If you receive this notice, it means one of three things:
The address you provided for the creditor in your bankruptcy paperwork was incorrect,
The court sent you notice of your own bankruptcy via this form, or
Someone who owes you money filed bankruptcy.
You do not need to do anything in the second and third scenarios unless you want to object to the someone else's bankruptcy.
In the first scenario, you need to try to get the notice to the creditor in question.
Find the correct address. Bills are a great way to do this, but you can also call the creditor or do an internet search.
Mail the notice to the correct address. It's a good idea to use registered mail with a return receipt requested so that you can prove service on the creditor if later they claim they were not served.
File an amendment to the bankruptcy matrix. You can find instructions here -- Upsolve cannot help you with this.
The good news is that, in most states, even if the creditor does not receive this notice in your Chapter 7 case, the debt is erased anyway. This is because there would have been no funds available to pay the debt even if they were given a chance to object. It’s a “no harm, no foul” rule.
Some states don’t follow the “no harm, no foul” approach -- if the creditor does not receive notice, the debt is not erased (unless the creditor otherwise knew about the bankruptcy). You would need to amend your bankruptcy forms to add the creditor's correct address in order to get it erased.
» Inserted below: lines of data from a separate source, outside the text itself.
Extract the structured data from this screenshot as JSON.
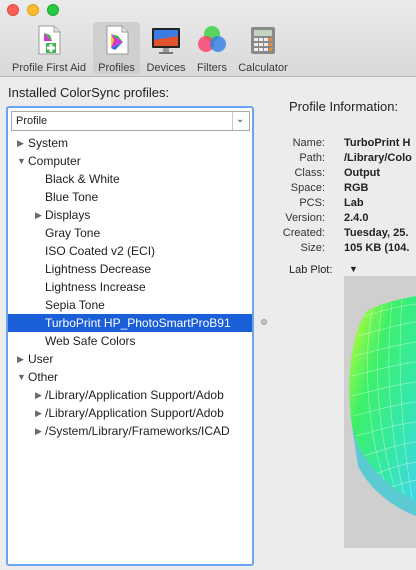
{
  "toolbar": {
    "items": [
      {
        "label": "Profile First Aid"
      },
      {
        "label": "Profiles"
      },
      {
        "label": "Devices"
      },
      {
        "label": "Filters"
      },
      {
        "label": "Calculator"
      }
    ]
  },
  "left": {
    "title": "Installed ColorSync profiles:",
    "select_value": "Profile",
    "tree": [
      {
        "label": "System",
        "level": 0,
        "toggle": "collapsed"
      },
      {
        "label": "Computer",
        "level": 0,
        "toggle": "expanded"
      },
      {
        "label": "Black & White",
        "level": 1,
        "toggle": "none"
      },
      {
        "label": "Blue Tone",
        "level": 1,
        "toggle": "none"
      },
      {
        "label": "Displays",
        "level": 1,
        "toggle": "collapsed"
      },
      {
        "label": "Gray Tone",
        "level": 1,
        "toggle": "none"
      },
      {
        "label": "ISO Coated v2 (ECI)",
        "level": 1,
        "toggle": "none"
      },
      {
        "label": "Lightness Decrease",
        "level": 1,
        "toggle": "none"
      },
      {
        "label": "Lightness Increase",
        "level": 1,
        "toggle": "none"
      },
      {
        "label": "Sepia Tone",
        "level": 1,
        "toggle": "none"
      },
      {
        "label": "TurboPrint HP_PhotoSmartProB91",
        "level": 1,
        "toggle": "none",
        "selected": true
      },
      {
        "label": "Web Safe Colors",
        "level": 1,
        "toggle": "none"
      },
      {
        "label": "User",
        "level": 0,
        "toggle": "collapsed"
      },
      {
        "label": "Other",
        "level": 0,
        "toggle": "expanded"
      },
      {
        "label": "/Library/Application Support/Adob",
        "level": 1,
        "toggle": "collapsed"
      },
      {
        "label": "/Library/Application Support/Adob",
        "level": 1,
        "toggle": "collapsed"
      },
      {
        "label": "/System/Library/Frameworks/ICAD",
        "level": 1,
        "toggle": "collapsed"
      }
    ]
  },
  "info": {
    "title": "Profile Information:",
    "fields": [
      {
        "key": "Name:",
        "value": "TurboPrint H"
      },
      {
        "key": "Path:",
        "value": "/Library/Colo"
      },
      {
        "key": "Class:",
        "value": "Output"
      },
      {
        "key": "Space:",
        "value": "RGB"
      },
      {
        "key": "PCS:",
        "value": "Lab"
      },
      {
        "key": "Version:",
        "value": "2.4.0"
      },
      {
        "key": "Created:",
        "value": "Tuesday, 25."
      },
      {
        "key": "Size:",
        "value": "105 KB (104."
      }
    ],
    "lab_plot_label": "Lab Plot:"
  },
  "colors": {
    "selection": "#1a5fd8",
    "focus_ring": "#6aa6ef",
    "plot_bg": "#cfcfcf"
  },
  "icons": {
    "profile_first_aid": "profile-first-aid-icon",
    "profiles": "profiles-icon",
    "devices": "devices-icon",
    "filters": "filters-icon",
    "calculator": "calculator-icon"
  }
}
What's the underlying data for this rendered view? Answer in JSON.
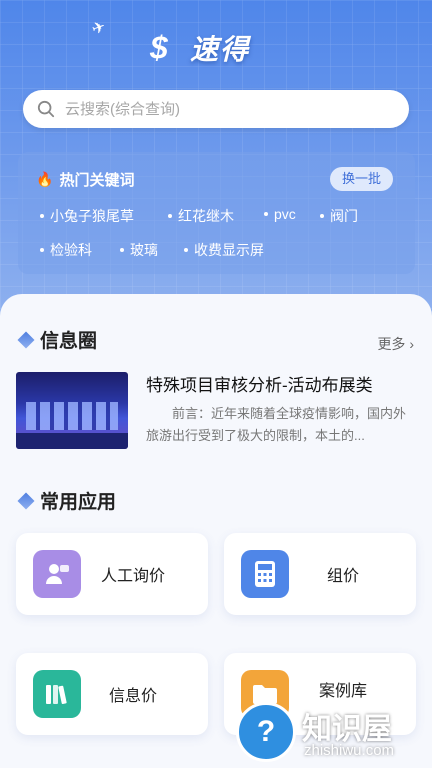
{
  "app": {
    "logo_mark": "$",
    "logo_text": "速得"
  },
  "search": {
    "placeholder": "云搜索(综合查询)"
  },
  "hot_keywords": {
    "title": "热门关键词",
    "refresh_label": "换一批",
    "items": [
      "小兔子狼尾草",
      "红花继木",
      "pvc",
      "阀门",
      "检验科",
      "玻璃",
      "收费显示屏"
    ]
  },
  "info_section": {
    "title": "信息圈",
    "more_label": "更多",
    "article": {
      "title": "特殊项目审核分析-活动布展类",
      "summary": "前言：近年来随着全球疫情影响，国内外旅游出行受到了极大的限制，本土的..."
    }
  },
  "apps_section": {
    "title": "常用应用",
    "items": [
      {
        "label": "人工询价",
        "icon": "person-chat-icon",
        "color": "#a88de6"
      },
      {
        "label": "组价",
        "icon": "calculator-icon",
        "color": "#4f86e8"
      },
      {
        "label": "信息价",
        "icon": "books-icon",
        "color": "#2ab79a"
      },
      {
        "label": "案例库",
        "icon": "folder-icon",
        "color": "#f3a53a"
      }
    ]
  },
  "watermark": {
    "text": "知识屋",
    "sub": "zhishiwu.com",
    "mark": "?"
  }
}
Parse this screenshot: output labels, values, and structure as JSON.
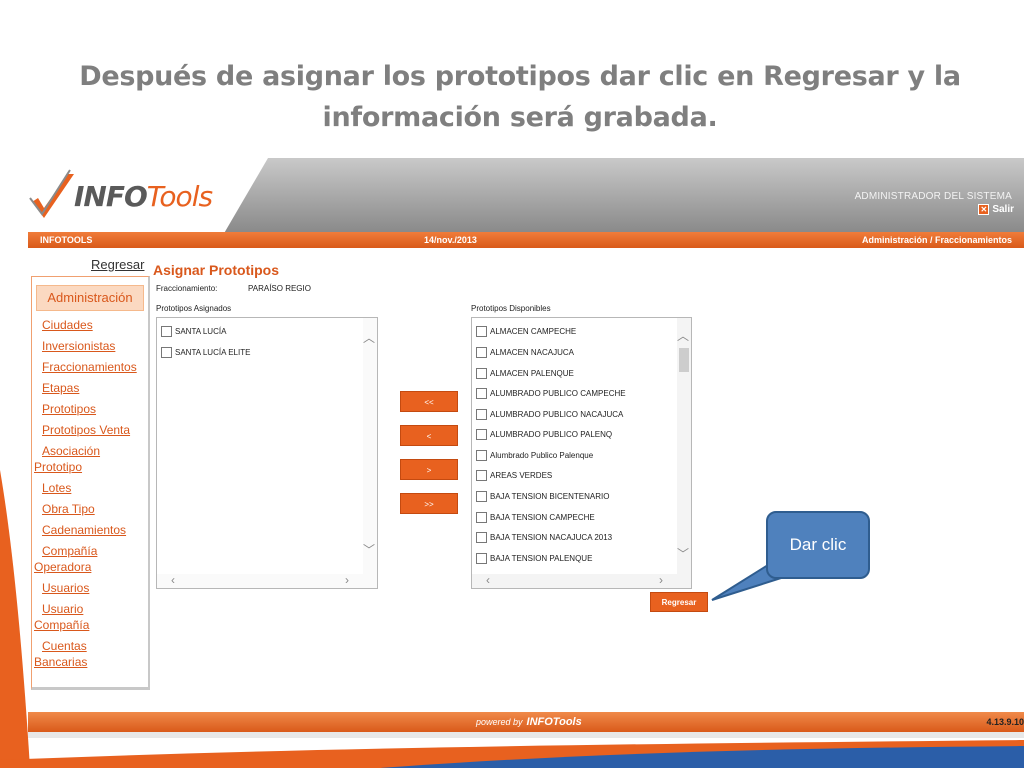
{
  "slide": {
    "title_line1": "Después de asignar los prototipos dar clic en Regresar y la",
    "title_line2": "información será grabada."
  },
  "header": {
    "logo_info": "INFO",
    "logo_tools": "Tools",
    "role": "ADMINISTRADOR DEL SISTEMA",
    "salir": "Salir",
    "salir_icon": "close-icon"
  },
  "topbar": {
    "app_name": "INFOTOOLS",
    "date": "14/nov./2013",
    "breadcrumb": "Administración / Fraccionamientos"
  },
  "nav": {
    "regresar_link": "Regresar",
    "section": "Administración",
    "items": [
      {
        "line1": "Ciudades",
        "line2": ""
      },
      {
        "line1": "Inversionistas",
        "line2": ""
      },
      {
        "line1": "Fraccionamientos",
        "line2": ""
      },
      {
        "line1": "Etapas",
        "line2": ""
      },
      {
        "line1": "Prototipos",
        "line2": ""
      },
      {
        "line1": "Prototipos Venta",
        "line2": ""
      },
      {
        "line1": "Asociación",
        "line2": "Prototipo"
      },
      {
        "line1": "Lotes",
        "line2": ""
      },
      {
        "line1": "Obra Tipo",
        "line2": ""
      },
      {
        "line1": "Cadenamientos",
        "line2": ""
      },
      {
        "line1": "Compañía",
        "line2": "Operadora"
      },
      {
        "line1": "Usuarios",
        "line2": ""
      },
      {
        "line1": "Usuario",
        "line2": "Compañía"
      },
      {
        "line1": "Cuentas",
        "line2": "Bancarias"
      }
    ]
  },
  "panel": {
    "title": "Asignar Prototipos",
    "fraccionamiento_label": "Fraccionamiento:",
    "fraccionamiento_value": "PARAÍSO REGIO",
    "assigned_label": "Prototipos Asignados",
    "available_label": "Prototipos Disponibles",
    "assigned": [
      "SANTA LUCÍA",
      "SANTA LUCÍA ELITE"
    ],
    "available": [
      "ALMACEN CAMPECHE",
      "ALMACEN NACAJUCA",
      "ALMACEN PALENQUE",
      "ALUMBRADO PUBLICO CAMPECHE",
      "ALUMBRADO PUBLICO NACAJUCA",
      "ALUMBRADO PUBLICO PALENQ",
      "Alumbrado Publico Palenque",
      "AREAS VERDES",
      "BAJA TENSION BICENTENARIO",
      "BAJA TENSION CAMPECHE",
      "BAJA TENSION NACAJUCA 2013",
      "BAJA TENSION PALENQUE"
    ],
    "btn_add_all": "<<",
    "btn_add": "<",
    "btn_remove": ">",
    "btn_remove_all": ">>",
    "regresar_button": "Regresar"
  },
  "footer": {
    "powered_by": "powered by",
    "powered_logo": "INFOTools",
    "version": "4.13.9.10"
  },
  "callout": {
    "text": "Dar clic"
  },
  "colors": {
    "accent": "#e8611f",
    "callout": "#4f81bd",
    "title_gray": "#7f7f7f"
  }
}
You can contact your local bankruptcy court to find out which rules apply in your state.